Within the circle of the stones, I find myself unaccountably beyond thinking, beyond feeling. The rocks are full of intention, a deep presence attracting life. This is a place of power, vibrating with energy exchanged at a very long wavelength. Held in the gaze of the rocks, my presence is acknowledged.

The rocks are beyond slow, beyond strong, and yet yielding to a soft green breath as powerful as a glacier, the mosses wearing away their surfaces, grain by grain bringing them back slowly to sand. There is an ancient conversation going on between mosses and rocks, poetry to be sure. About light and shadow and the drift of continents. This is what has been called the ‘dialectic of moss on stone — an interface of immensity and minuteness, of past and present, softness and hardness, stillness and vibrancy, yin and yang.’ The material and the spiritual live here together.

The passage above is from Gathering Moss by Robin Wall Kimmerer (Oregon State University Press, 2013). The quote within Kimmerer’s text is from Moss Gardening by George Schenk (Timber Press, 1997).

Above: Images By Cora Glasser / Glassball Studios.

Above image: Tanya Meditzky

We returned to Longdendale Environmental Centre with our moss and soil samples, where we created miniature terrariums and ‘boundary detectors’. The boundary detectors are terrariums with built-in electronics that extract energy from the soil and moss.

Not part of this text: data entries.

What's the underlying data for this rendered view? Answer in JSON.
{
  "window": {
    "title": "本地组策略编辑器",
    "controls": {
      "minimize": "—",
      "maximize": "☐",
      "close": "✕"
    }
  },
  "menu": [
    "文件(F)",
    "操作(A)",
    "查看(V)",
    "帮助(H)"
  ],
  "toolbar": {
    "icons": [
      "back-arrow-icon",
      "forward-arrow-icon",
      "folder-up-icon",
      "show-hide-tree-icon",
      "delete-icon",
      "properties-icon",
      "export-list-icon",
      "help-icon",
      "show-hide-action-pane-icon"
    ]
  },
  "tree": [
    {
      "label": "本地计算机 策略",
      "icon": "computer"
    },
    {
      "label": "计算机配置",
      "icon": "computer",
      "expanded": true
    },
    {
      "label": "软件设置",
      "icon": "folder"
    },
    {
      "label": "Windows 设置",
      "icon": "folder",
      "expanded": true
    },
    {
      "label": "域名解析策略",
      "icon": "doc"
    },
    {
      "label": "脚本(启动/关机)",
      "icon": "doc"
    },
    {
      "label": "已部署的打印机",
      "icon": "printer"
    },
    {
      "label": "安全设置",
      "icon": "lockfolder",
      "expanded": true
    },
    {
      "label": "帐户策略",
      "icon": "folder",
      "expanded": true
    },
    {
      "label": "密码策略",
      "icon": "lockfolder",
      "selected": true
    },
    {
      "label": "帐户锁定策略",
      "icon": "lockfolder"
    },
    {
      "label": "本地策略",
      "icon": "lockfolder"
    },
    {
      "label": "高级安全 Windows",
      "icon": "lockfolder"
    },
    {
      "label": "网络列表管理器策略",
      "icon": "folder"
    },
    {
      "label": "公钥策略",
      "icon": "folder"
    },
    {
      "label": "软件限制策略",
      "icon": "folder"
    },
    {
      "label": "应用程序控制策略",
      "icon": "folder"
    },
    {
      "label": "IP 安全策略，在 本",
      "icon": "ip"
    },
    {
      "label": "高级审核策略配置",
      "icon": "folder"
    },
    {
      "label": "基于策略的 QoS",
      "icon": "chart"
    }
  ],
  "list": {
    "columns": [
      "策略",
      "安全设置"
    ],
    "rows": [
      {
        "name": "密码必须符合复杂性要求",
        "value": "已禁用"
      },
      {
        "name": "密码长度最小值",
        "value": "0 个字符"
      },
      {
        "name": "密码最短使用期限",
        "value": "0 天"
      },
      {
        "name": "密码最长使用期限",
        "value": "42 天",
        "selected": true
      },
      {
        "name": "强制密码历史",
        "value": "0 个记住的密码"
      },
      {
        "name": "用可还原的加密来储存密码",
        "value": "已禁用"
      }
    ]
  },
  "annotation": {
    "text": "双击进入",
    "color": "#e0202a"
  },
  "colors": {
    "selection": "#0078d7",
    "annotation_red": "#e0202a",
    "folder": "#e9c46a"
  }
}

These Bio-Photo-Voltaic devices exploit the photosynthesis of the moss and the microbes in the soil to generate electricity [similar to an earth, or microbial batery]. The electricity powered a simple circuit which will allow us to hear the sound of light. in the next workshop, we will explore ways to use this to interact with invisible signals and sound.

Image By Cora Glaser / Glassball Studios.

The GUIDEline Project is supported by Arts Council England See more about the project and Glassball Studios here…

See the second part of the workshop here:

Artist, educator, and researcher working between the fields of science and art.